        “You know what was left behind, don’t you?”

        “Yes.”

        “God, I hope we all rot in hell for this.” She took a deep, ragged breath, leaned forward to rest her arms on the table and began to speak slowly.

*

I’ve been working really hard on “Julianne” and I’m really excited about the progress I’m making.  I’ll try and share a little more of that project as it comes together. (I’m just past halfway to the finish.)  Plus, in September or October, you can look forward to the conclusion of Nadine’s story in “A Family Affair.”

There will also be at least two more titles coming in 2019.  More on those once I survive these.

Ottawa people – Stay tuned for news of a book launch in April.  As soon as I know more, I’ll let you know.

Newfoundland folks – I plan to be in your province in May.  I’ll arrange an event* to celebrate the first two books if there’s interest.

So now the ball is in your court.  If you want an event, let me know through email, facebook or twitter.  I want to hear from you lovely folks!

 

*Readings, Q&A period and anything else I can manage.

Down the Rabbit Hole

I watched a documentary, on youtube (https://www.youtube.com/watch?v=CnF6Wej3YO8&t=117s), recently about the origins of romance in Britain.  While I put this on as a background to chores I was completing, I found the topic interesting, especially where it was related to books, novels, to the story (ie. pre 1920ish).  From their perspective, society learned about romantic love through the stories they read en masse.

It’s not the first time I’ve thought about or written about the power of the story but it was an interesting new take on it.  If we can change society (at whatever pace), that’s a heavy weight to bear.  I am definitely not suggesting that I can or that anyone else will.  But art does have an influence.  I don’t see it as a responsibility or a duty though.  Perhaps more of an opportunity.  Charles de Lint said “all endeavour is art when rendered with conviction” (1996/1999).  We can make artistic gestures out of our everyday (consider the Japanese tea ceremony versus pouring a cup of tea).  So this is not just for people who consider themselves artists, but maybe for everyone to be aware when we create.  Everything we put out there is a manifestation of ourselves, of our lives and of the material we take in.  Sometimes I refer to taking in too much as ‘over stimulation’ and that I need to take time to assimilate it (just how I work).  In a way, it’s an awareness of our every action in the present.

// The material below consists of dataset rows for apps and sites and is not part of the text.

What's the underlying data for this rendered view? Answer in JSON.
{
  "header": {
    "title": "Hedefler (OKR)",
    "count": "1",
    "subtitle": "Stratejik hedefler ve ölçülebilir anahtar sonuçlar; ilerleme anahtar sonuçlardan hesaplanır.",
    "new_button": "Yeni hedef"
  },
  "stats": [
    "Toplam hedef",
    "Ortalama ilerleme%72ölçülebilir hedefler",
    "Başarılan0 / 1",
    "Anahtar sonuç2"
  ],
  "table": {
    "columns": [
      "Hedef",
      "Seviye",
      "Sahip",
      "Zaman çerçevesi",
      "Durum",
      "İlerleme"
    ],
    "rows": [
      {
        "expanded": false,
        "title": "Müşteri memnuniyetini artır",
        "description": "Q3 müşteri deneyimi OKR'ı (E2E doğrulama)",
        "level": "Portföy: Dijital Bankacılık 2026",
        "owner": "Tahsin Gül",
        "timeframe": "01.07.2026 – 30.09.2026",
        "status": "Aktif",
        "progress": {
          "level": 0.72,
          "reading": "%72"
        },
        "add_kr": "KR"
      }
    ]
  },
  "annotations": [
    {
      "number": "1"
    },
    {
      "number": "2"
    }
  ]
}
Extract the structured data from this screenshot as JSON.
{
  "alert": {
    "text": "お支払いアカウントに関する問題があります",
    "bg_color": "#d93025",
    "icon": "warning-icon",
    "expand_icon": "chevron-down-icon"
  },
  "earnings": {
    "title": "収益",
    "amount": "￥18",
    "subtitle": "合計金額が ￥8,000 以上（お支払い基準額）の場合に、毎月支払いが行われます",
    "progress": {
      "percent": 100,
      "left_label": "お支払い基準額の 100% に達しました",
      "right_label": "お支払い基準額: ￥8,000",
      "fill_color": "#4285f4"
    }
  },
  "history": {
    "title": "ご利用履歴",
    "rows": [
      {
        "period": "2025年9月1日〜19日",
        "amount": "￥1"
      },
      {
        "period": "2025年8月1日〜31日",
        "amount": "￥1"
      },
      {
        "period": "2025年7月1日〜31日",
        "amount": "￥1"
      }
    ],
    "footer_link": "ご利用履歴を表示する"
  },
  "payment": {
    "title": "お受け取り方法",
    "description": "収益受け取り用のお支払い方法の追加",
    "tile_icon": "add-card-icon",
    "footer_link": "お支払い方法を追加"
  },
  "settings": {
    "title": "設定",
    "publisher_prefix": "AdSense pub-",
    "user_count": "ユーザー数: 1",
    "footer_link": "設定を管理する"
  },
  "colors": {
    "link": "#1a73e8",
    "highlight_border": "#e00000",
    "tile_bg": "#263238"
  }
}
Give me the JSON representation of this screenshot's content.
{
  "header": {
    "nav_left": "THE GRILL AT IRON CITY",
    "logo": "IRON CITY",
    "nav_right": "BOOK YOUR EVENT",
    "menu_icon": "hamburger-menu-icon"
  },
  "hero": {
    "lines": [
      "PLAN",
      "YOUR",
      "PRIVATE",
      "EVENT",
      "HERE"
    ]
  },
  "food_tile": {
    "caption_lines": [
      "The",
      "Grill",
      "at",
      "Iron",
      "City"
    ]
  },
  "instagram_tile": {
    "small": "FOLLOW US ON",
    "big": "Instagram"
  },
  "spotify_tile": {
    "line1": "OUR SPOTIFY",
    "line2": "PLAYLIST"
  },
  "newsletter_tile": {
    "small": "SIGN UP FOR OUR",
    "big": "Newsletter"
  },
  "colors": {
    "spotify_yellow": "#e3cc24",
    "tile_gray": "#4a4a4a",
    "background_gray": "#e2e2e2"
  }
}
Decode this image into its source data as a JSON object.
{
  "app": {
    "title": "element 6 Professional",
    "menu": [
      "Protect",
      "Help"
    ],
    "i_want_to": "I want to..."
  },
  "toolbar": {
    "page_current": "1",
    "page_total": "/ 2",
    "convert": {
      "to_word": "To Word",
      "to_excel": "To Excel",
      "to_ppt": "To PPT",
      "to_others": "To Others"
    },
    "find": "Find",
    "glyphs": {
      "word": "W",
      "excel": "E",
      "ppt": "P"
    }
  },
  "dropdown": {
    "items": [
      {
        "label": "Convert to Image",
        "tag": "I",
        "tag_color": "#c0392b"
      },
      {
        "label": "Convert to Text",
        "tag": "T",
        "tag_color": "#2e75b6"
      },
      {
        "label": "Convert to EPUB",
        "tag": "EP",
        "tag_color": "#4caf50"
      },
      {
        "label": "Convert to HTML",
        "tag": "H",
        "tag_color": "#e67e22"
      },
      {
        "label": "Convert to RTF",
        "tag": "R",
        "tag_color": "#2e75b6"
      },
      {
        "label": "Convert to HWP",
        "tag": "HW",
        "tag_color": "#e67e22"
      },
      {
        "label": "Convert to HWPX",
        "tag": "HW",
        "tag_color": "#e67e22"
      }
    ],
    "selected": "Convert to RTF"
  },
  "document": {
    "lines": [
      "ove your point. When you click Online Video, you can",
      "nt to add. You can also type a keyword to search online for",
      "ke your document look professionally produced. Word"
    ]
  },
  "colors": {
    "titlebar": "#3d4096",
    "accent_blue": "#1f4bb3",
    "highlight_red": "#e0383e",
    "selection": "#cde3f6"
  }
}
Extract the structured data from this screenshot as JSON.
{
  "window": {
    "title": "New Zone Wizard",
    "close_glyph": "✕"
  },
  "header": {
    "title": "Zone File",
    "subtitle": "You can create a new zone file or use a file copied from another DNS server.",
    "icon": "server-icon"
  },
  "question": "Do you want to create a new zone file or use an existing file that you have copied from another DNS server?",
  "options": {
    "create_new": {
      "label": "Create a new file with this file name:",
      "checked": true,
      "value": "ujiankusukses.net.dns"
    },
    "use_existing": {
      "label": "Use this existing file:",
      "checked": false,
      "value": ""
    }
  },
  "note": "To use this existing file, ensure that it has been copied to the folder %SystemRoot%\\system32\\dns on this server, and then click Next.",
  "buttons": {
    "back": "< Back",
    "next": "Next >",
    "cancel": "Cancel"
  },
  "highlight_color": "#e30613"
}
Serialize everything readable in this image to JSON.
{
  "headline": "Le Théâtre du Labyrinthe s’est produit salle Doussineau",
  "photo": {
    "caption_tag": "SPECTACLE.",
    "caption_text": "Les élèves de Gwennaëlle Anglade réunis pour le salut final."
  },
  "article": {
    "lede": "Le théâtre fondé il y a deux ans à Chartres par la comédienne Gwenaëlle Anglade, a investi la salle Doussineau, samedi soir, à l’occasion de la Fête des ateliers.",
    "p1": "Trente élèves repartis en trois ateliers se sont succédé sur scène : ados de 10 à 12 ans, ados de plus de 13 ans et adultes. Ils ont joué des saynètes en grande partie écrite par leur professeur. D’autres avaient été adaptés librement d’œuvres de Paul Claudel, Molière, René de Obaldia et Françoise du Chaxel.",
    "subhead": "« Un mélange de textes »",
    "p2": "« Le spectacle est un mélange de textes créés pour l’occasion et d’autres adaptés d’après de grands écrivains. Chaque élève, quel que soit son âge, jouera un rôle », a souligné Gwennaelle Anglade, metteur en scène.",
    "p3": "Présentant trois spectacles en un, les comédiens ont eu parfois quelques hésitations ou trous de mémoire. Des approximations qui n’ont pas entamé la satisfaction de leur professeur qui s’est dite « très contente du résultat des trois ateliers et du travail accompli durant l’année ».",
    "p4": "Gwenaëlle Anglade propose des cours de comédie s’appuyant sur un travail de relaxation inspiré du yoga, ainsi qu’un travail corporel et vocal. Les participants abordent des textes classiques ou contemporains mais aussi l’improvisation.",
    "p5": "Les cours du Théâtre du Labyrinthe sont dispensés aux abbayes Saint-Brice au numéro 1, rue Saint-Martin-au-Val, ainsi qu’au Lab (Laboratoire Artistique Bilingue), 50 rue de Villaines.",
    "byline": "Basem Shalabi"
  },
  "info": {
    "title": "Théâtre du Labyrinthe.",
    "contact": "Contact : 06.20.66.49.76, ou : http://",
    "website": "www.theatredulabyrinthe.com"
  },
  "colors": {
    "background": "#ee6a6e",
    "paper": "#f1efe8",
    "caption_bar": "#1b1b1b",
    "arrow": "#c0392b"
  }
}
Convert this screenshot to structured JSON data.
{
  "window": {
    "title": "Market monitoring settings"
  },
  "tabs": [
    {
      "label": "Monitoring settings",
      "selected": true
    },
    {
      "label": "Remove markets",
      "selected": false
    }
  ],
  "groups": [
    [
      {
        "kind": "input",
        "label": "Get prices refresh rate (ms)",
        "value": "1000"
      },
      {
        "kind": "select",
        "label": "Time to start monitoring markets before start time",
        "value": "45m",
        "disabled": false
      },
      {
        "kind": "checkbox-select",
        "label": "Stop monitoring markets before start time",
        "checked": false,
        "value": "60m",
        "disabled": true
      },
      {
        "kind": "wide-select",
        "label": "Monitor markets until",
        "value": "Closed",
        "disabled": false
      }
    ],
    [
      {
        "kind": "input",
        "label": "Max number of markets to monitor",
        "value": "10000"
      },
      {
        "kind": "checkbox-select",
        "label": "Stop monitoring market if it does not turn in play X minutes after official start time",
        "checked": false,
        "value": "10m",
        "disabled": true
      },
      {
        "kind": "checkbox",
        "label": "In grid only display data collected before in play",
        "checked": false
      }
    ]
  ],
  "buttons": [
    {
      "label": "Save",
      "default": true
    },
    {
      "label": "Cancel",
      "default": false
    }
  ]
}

Well, that went down a rabbit hole, now didn’t it?  Hopefully you’re all still with me here.

I want to make sure that I continue to create.  Not just because I don’t believe I have a say in the matter.  But perhaps because I want to.  Because I want to share the stories with you.  I think, deep down under my neurotic self-doubt, that they’re worth reading.  If I can get caught up during editing and wonder what will happen next, maybe I can keep your attention for a while.  Maybe until the end of the story…

 

NEWS:

If you’re in the Ottawa area, I will have a table at the Ottawa Small Press Book Fair (http://smallpressbookfair.blogspot.ca) on November 25.  If you’re in the area, please drop by.  There will be a good crowd of publishers, authors and bookmakers to meet.  Plus, admission is free!